Scientists are closer to reading minds, are able to reconstruct faces from memory

What are you, a mind reader? It’s a cliche phrase dating back centuries, where mind reading was thought of a magic. Today, the possibility of mind reading isn’t that far fetched. As a matter of fact, it’s possible right now, as scientists work to put the puzzle together in our minds.

At Yale University, researchers in the university undergraduate program have been able to accurately reconstruct images of human faces as viewed by other people.
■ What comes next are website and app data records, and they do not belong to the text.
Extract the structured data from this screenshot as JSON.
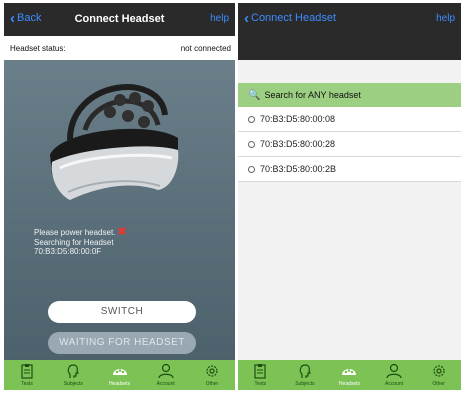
{
  "left": {
    "nav": {
      "back_label": "Back",
      "title": "Connect Headset",
      "help_label": "help"
    },
    "status": {
      "label": "Headset status:",
      "value": "not connected"
    },
    "message": {
      "line1": "Please power headset.",
      "line2": "Searching for Headset",
      "line3": "70:B3:D5:80:00:0F"
    },
    "buttons": {
      "switch": "SWITCH",
      "waiting": "WAITING FOR HEADSET"
    }
  },
  "right": {
    "nav": {
      "title": "Connect Headset",
      "help_label": "help"
    },
    "search_label": "Search for ANY headset",
    "devices": [
      "70:B3:D5:80:00:08",
      "70:B3:D5:80:00:28",
      "70:B3:D5:80:00:2B"
    ]
  },
  "tabs": [
    {
      "label": "Tests",
      "icon": "clipboard-icon"
    },
    {
      "label": "Subjects",
      "icon": "head-profile-icon"
    },
    {
      "label": "Headsets",
      "icon": "headset-icon"
    },
    {
      "label": "Account",
      "icon": "user-icon"
    },
    {
      "label": "Other",
      "icon": "gear-icon"
    }
  ],
  "colors": {
    "tabbar": "#7cc254",
    "search_row": "#9ccf82",
    "link": "#3c8cff",
    "error": "#e53935"
  }
}
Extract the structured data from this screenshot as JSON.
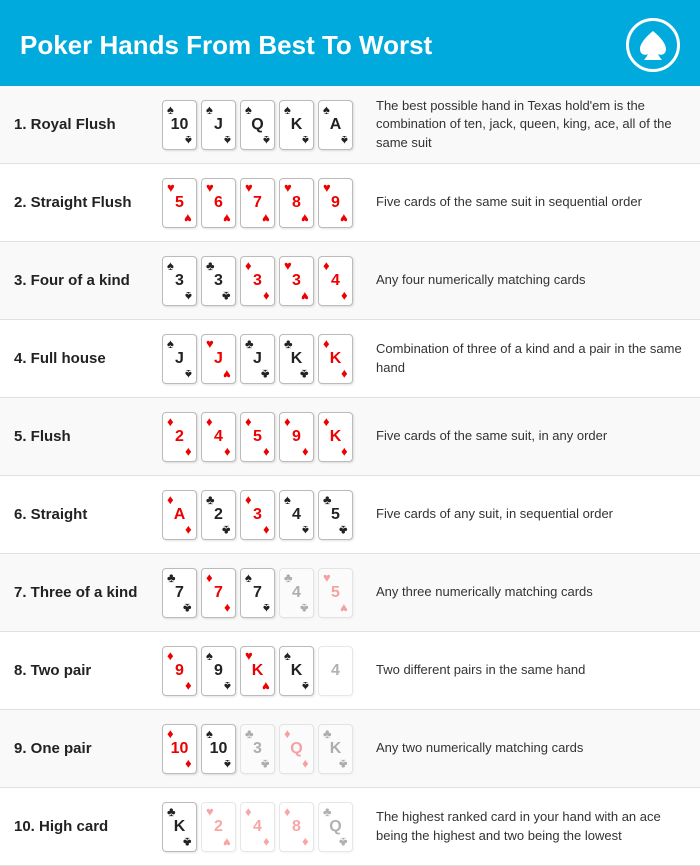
{
  "header": {
    "title": "Poker Hands From Best To Worst",
    "logo_symbol": "♠"
  },
  "hands": [
    {
      "number": "1",
      "name": "Royal Flush",
      "description": "The best possible hand in Texas hold'em is the combination of ten, jack, queen, king, ace, all of the same suit",
      "cards": [
        {
          "suit": "♠",
          "value": "10",
          "color": "black",
          "faded": false
        },
        {
          "suit": "♠",
          "value": "J",
          "color": "black",
          "faded": false
        },
        {
          "suit": "♠",
          "value": "Q",
          "color": "black",
          "faded": false
        },
        {
          "suit": "♠",
          "value": "K",
          "color": "black",
          "faded": false
        },
        {
          "suit": "♠",
          "value": "A",
          "color": "black",
          "faded": false
        }
      ]
    },
    {
      "number": "2",
      "name": "Straight Flush",
      "description": "Five cards of the same suit in sequential order",
      "cards": [
        {
          "suit": "♥",
          "value": "5",
          "color": "red",
          "faded": false
        },
        {
          "suit": "♥",
          "value": "6",
          "color": "red",
          "faded": false
        },
        {
          "suit": "♥",
          "value": "7",
          "color": "red",
          "faded": false
        },
        {
          "suit": "♥",
          "value": "8",
          "color": "red",
          "faded": false
        },
        {
          "suit": "♥",
          "value": "9",
          "color": "red",
          "faded": false
        }
      ]
    },
    {
      "number": "3",
      "name": "Four of a kind",
      "description": "Any four numerically matching cards",
      "cards": [
        {
          "suit": "♠",
          "value": "3",
          "color": "black",
          "faded": false
        },
        {
          "suit": "♣",
          "value": "3",
          "color": "black",
          "faded": false
        },
        {
          "suit": "♦",
          "value": "3",
          "color": "red",
          "faded": false
        },
        {
          "suit": "♥",
          "value": "3",
          "color": "red",
          "faded": false
        },
        {
          "suit": "♦",
          "value": "4",
          "color": "red",
          "faded": false
        }
      ]
    },
    {
      "number": "4",
      "name": "Full house",
      "description": "Combination of three of a kind and a pair in the same hand",
      "cards": [
        {
          "suit": "♠",
          "value": "J",
          "color": "black",
          "faded": false
        },
        {
          "suit": "♥",
          "value": "J",
          "color": "red",
          "faded": false
        },
        {
          "suit": "♣",
          "value": "J",
          "color": "black",
          "faded": false
        },
        {
          "suit": "♣",
          "value": "K",
          "color": "black",
          "faded": false
        },
        {
          "suit": "♦",
          "value": "K",
          "color": "red",
          "faded": false
        }
      ]
    },
    {
      "number": "5",
      "name": "Flush",
      "description": "Five cards of the same suit, in any order",
      "cards": [
        {
          "suit": "♦",
          "value": "2",
          "color": "red",
          "faded": false
        },
        {
          "suit": "♦",
          "value": "4",
          "color": "red",
          "faded": false
        },
        {
          "suit": "♦",
          "value": "5",
          "color": "red",
          "faded": false
        },
        {
          "suit": "♦",
          "value": "9",
          "color": "red",
          "faded": false
        },
        {
          "suit": "♦",
          "value": "K",
          "color": "red",
          "faded": false
        }
      ]
    },
    {
      "number": "6",
      "name": "Straight",
      "description": "Five cards of any suit, in sequential order",
      "cards": [
        {
          "suit": "♦",
          "value": "A",
          "color": "red",
          "faded": false
        },
        {
          "suit": "♣",
          "value": "2",
          "color": "black",
          "faded": false
        },
        {
          "suit": "♦",
          "value": "3",
          "color": "red",
          "faded": false
        },
        {
          "suit": "♠",
          "value": "4",
          "color": "black",
          "faded": false
        },
        {
          "suit": "♣",
          "value": "5",
          "color": "black",
          "faded": false
        }
      ]
    },
    {
      "number": "7",
      "name": "Three of a kind",
      "description": "Any three numerically matching cards",
      "cards": [
        {
          "suit": "♣",
          "value": "7",
          "color": "black",
          "faded": false
        },
        {
          "suit": "♦",
          "value": "7",
          "color": "red",
          "faded": false
        },
        {
          "suit": "♠",
          "value": "7",
          "color": "black",
          "faded": false
        },
        {
          "suit": "♣",
          "value": "4",
          "color": "black",
          "faded": true
        },
        {
          "suit": "♥",
          "value": "5",
          "color": "red",
          "faded": true
        }
      ]
    },
    {
      "number": "8",
      "name": "Two pair",
      "description": "Two different pairs in the same hand",
      "cards": [
        {
          "suit": "♦",
          "value": "9",
          "color": "red",
          "faded": false
        },
        {
          "suit": "♠",
          "value": "9",
          "color": "black",
          "faded": false
        },
        {
          "suit": "♥",
          "value": "K",
          "color": "red",
          "faded": false
        },
        {
          "suit": "♠",
          "value": "K",
          "color": "black",
          "faded": false
        },
        {
          "suit": "",
          "value": "4",
          "color": "black",
          "faded": true
        }
      ]
    },
    {
      "number": "9",
      "name": "One pair",
      "description": "Any two numerically matching cards",
      "cards": [
        {
          "suit": "♦",
          "value": "10",
          "color": "red",
          "faded": false
        },
        {
          "suit": "♠",
          "value": "10",
          "color": "black",
          "faded": false
        },
        {
          "suit": "♣",
          "value": "3",
          "color": "black",
          "faded": true
        },
        {
          "suit": "♦",
          "value": "Q",
          "color": "red",
          "faded": true
        },
        {
          "suit": "♣",
          "value": "K",
          "color": "black",
          "faded": true
        }
      ]
    },
    {
      "number": "10",
      "name": "High card",
      "description": "The highest ranked card in your hand with an ace being the highest and two being the lowest",
      "cards": [
        {
          "suit": "♣",
          "value": "K",
          "color": "black",
          "faded": false
        },
        {
          "suit": "♥",
          "value": "2",
          "color": "red",
          "faded": true
        },
        {
          "suit": "♦",
          "value": "4",
          "color": "red",
          "faded": true
        },
        {
          "suit": "♦",
          "value": "8",
          "color": "red",
          "faded": true
        },
        {
          "suit": "♣",
          "value": "Q",
          "color": "black",
          "faded": true
        }
      ]
    }
  ]
}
Using fMRI scans of the brain, scientists take brain scans from individuals and are able to tell from the scans that the person had viewed an animal or building.
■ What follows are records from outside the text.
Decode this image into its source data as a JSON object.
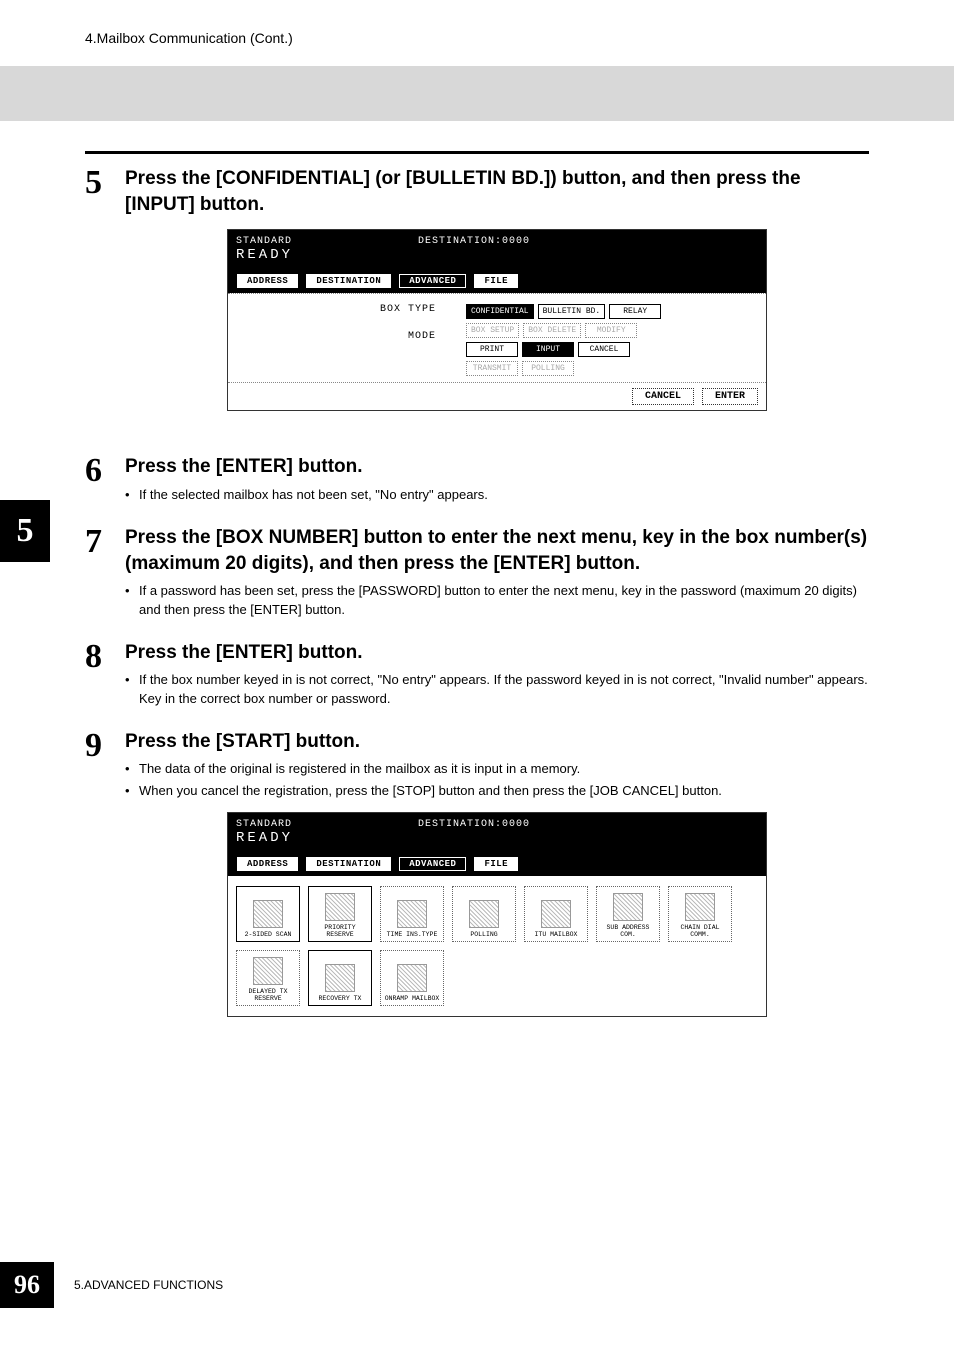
{
  "header": {
    "breadcrumb": "4.Mailbox Communication (Cont.)"
  },
  "side_tab": "5",
  "steps": [
    {
      "num": "5",
      "heading": "Press the [CONFIDENTIAL] (or [BULLETIN BD.]) button, and then press the [INPUT] button.",
      "bullets": []
    },
    {
      "num": "6",
      "heading": "Press the [ENTER] button.",
      "bullets": [
        "If the selected mailbox has not been set, \"No entry\" appears."
      ]
    },
    {
      "num": "7",
      "heading": "Press the [BOX NUMBER] button to enter the next menu, key in the box number(s) (maximum 20 digits), and then press the [ENTER] button.",
      "bullets": [
        "If a password has been set, press the [PASSWORD] button to enter the next menu, key in the password (maximum 20 digits) and then press the [ENTER] button."
      ]
    },
    {
      "num": "8",
      "heading": "Press the [ENTER] button.",
      "bullets": [
        "If the box number keyed in is not correct, \"No entry\" appears. If the password keyed in is not correct, \"Invalid number\" appears. Key in the correct box number or password."
      ]
    },
    {
      "num": "9",
      "heading": "Press the [START] button.",
      "bullets": [
        "The data of the original is registered in the mailbox as it is input in a memory.",
        "When you cancel the registration, press the [STOP] button and then press the [JOB CANCEL] button."
      ]
    }
  ],
  "screen1": {
    "status_standard": "STANDARD",
    "status_ready": "READY",
    "destination": "DESTINATION:0000",
    "tabs": {
      "address": "ADDRESS",
      "destination": "DESTINATION",
      "advanced": "ADVANCED",
      "file": "FILE"
    },
    "labels": {
      "box_type": "BOX TYPE",
      "mode": "MODE"
    },
    "buttons": {
      "confidential": "CONFIDENTIAL",
      "bulletin": "BULLETIN BD.",
      "relay": "RELAY",
      "box_setup": "BOX SETUP",
      "box_delete": "BOX DELETE",
      "modify": "MODIFY",
      "print": "PRINT",
      "input": "INPUT",
      "cancel": "CANCEL",
      "transmit": "TRANSMIT",
      "polling": "POLLING"
    },
    "footer": {
      "cancel": "CANCEL",
      "enter": "ENTER"
    }
  },
  "screen2": {
    "status_standard": "STANDARD",
    "status_ready": "READY",
    "destination": "DESTINATION:0000",
    "tabs": {
      "address": "ADDRESS",
      "destination": "DESTINATION",
      "advanced": "ADVANCED",
      "file": "FILE"
    },
    "items": {
      "two_sided": "2-SIDED SCAN",
      "priority": "PRIORITY RESERVE",
      "time_ins_type": "TIME INS.TYPE",
      "polling": "POLLING",
      "itu_mailbox": "ITU MAILBOX",
      "sub_address": "SUB ADDRESS COM.",
      "chain_dial": "CHAIN DIAL COMM.",
      "delayed_tx": "DELAYED TX RESERVE",
      "recovery_tx": "RECOVERY TX",
      "onramp": "ONRAMP MAILBOX"
    }
  },
  "footer": {
    "page": "96",
    "text": "5.ADVANCED FUNCTIONS"
  }
}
To further develop the research of fMRI brain scanning, researchers showed six subjects 300 different “training” faces while undergoing scans. They used the data to create a sort of statistical library of how those brains responded to individual faces. They then showed the six subjects new sets of faces while they were undergoing scans. Taking that fMRI data alone, researchers used their statistical library to reconstruct the faces their subjects were viewing.